Guides are in the perfect position to inspire progress on this issue. They are role models in the fishing community, have a vested interest in the resource and have the power to influence change. We are at a cross roads and our choice is clear. We must reduce our plastic intake if we want healthy oceans throughout the world.
Costa Sunglasses has been a major advocate for the issue and have invested a lot of energy into their #Kickplastic initiative. Costa has set a goal to kick plastic in every guide operation across the globe by 2026. Let’s join the fight to take back our oceans. The fish deserve a plastic free ocean and so do our grandchildren.
In 2016, Costa helped facilitate the removal of plastic water bottles from the largest guiding operation in the US, WorldCast Anglers in Jackson Hole, WY. The successful elimination of plastic water bottles across the 43 person guiding staff has a huge impact and sets an important precedent. If WorldCast can do it, we all can. Costa has continued their mission by looking at their own footprint. They are analyzing everything; from packaging to manufacturing materials, Costa is taking the right steps to mitigate their own impact. Recently, Costa teamed up with Oliver White, helping to eliminate plastic water bottles from Abaco Lodge and Bair’s Lodge in the Bahamas. Oliver said, “It was a no brainer to participate in the kick plastic campaign”. Ultimately, Oliver is saving money while protecting the environments we all hope to preserve and fish from one generation to the next. David Mangum of Shallow Water Expeditions is making the change as well. Mangum goes on to say, “a simple shift in thinking is helping to protect our oceans and save costs along the way… it’s a win-win”.
Bringing awareness to this issue is the first step. Look around the grocery store, your coffee shop, or any retail environment, and just notice the epidemic of single use plastics that surround you. These plastics will end up in the ocean and negatively affect our waters for countless years to come.

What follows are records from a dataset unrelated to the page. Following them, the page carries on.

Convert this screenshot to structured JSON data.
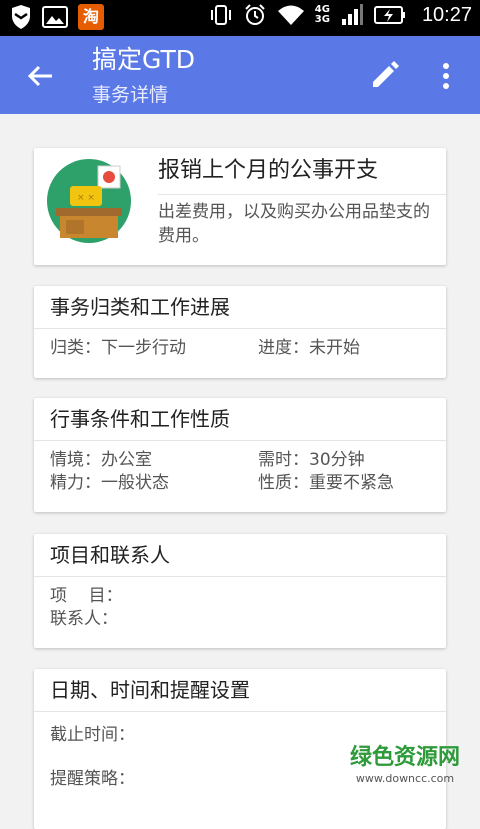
{
  "status_bar": {
    "network_label_top": "4G",
    "network_label_bottom": "3G",
    "time": "10:27",
    "taobao_glyph": "淘"
  },
  "app_bar": {
    "title": "搞定GTD",
    "subtitle": "事务详情",
    "background_color": "#5b79e6"
  },
  "summary": {
    "title": "报销上个月的公事开支",
    "description": "出差费用，以及购买办公用品垫支的费用。"
  },
  "classification": {
    "header": "事务归类和工作进展",
    "category": "归类：下一步行动",
    "progress": "进度：未开始"
  },
  "conditions": {
    "header": "行事条件和工作性质",
    "context": "情境：办公室",
    "time_needed": "需时：30分钟",
    "energy": "精力：一般状态",
    "nature": "性质：重要不紧急"
  },
  "project": {
    "header": "项目和联系人",
    "project_label": "项    目：",
    "contact_label": "联系人："
  },
  "dates": {
    "header": "日期、时间和提醒设置",
    "deadline_label": "截止时间：",
    "reminder_label": "提醒策略："
  },
  "watermark": {
    "name": "绿色资源网",
    "url": "www.downcc.com"
  },
  "icons": [
    "shield-icon",
    "image-icon",
    "taobao-icon",
    "vibrate-icon",
    "alarm-icon",
    "wifi-icon",
    "signal-icon",
    "battery-icon",
    "back-arrow-icon",
    "edit-icon",
    "more-vert-icon"
  ]
}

So what action can we take?
-REDUCE: Purchase a reusable bottle for coffee, water, etc. and keep it close by.
-INFORM: Talk to your friends and family and become an influencer on this issue.
-AWARENESS: Continue to be aware of the single use plastic you consume everyday.
-CHOOSE: Spend your dollars wisely and place a higher value on the environment than short-term conveniences.
-ACT: Support responsible brands and check out the plastic free shopping guide:
Matthew Boesler, “Bottled Water Costs 2000 Times as Much as Tap Water” Business Insider
Lia Colabello, 5 Gyres & Costa Sunglasses
A Recycling Revolution, “Recycling Facts” ARR8